__TASK OBJECTIVE__. Across all the entries below, count each line that holds "date" and report the figure only.

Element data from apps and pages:

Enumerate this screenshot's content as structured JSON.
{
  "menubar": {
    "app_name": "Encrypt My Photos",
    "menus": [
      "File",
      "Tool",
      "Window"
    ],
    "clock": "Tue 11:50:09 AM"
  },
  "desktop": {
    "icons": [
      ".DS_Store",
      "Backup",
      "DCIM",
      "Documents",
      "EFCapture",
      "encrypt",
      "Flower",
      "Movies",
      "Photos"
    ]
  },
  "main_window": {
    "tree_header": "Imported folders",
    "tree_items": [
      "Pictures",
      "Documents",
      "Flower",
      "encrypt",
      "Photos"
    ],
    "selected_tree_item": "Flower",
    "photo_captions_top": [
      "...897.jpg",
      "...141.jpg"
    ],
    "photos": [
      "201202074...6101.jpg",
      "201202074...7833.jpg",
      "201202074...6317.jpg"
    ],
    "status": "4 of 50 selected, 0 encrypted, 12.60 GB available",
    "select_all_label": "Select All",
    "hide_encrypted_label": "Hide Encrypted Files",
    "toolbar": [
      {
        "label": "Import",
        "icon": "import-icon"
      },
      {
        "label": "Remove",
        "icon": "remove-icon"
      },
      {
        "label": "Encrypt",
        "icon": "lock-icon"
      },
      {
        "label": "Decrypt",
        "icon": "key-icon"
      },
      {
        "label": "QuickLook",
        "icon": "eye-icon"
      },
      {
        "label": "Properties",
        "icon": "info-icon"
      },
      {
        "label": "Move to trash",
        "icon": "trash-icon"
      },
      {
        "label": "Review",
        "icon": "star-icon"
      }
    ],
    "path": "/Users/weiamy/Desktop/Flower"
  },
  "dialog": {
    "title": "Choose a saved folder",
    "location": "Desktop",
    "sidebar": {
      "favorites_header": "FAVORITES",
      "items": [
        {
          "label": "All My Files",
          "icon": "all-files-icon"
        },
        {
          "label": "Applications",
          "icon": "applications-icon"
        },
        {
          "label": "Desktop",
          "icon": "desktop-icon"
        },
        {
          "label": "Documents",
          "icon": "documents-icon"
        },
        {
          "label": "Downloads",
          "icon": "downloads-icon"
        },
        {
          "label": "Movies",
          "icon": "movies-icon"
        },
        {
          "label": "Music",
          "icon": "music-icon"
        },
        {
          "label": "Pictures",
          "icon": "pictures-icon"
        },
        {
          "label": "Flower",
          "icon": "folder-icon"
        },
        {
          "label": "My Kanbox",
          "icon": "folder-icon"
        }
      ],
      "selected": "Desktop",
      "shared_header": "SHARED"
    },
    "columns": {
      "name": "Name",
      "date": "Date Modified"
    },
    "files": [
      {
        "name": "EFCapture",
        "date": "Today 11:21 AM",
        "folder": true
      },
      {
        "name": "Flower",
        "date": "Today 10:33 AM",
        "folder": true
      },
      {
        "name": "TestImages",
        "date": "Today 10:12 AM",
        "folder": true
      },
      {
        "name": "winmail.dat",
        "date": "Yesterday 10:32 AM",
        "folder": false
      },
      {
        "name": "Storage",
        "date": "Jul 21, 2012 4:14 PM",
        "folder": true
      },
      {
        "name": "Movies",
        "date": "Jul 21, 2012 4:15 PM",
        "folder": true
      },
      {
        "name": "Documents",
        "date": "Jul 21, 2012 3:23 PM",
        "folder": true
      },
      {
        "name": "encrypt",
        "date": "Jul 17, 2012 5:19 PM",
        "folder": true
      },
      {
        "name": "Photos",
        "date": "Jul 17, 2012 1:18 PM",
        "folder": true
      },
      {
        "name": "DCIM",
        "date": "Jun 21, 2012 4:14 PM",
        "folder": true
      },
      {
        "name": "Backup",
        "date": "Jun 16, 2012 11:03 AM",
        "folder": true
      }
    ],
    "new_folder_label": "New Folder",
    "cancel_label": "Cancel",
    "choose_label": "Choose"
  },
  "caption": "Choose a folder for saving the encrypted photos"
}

__OUTPUT__. 12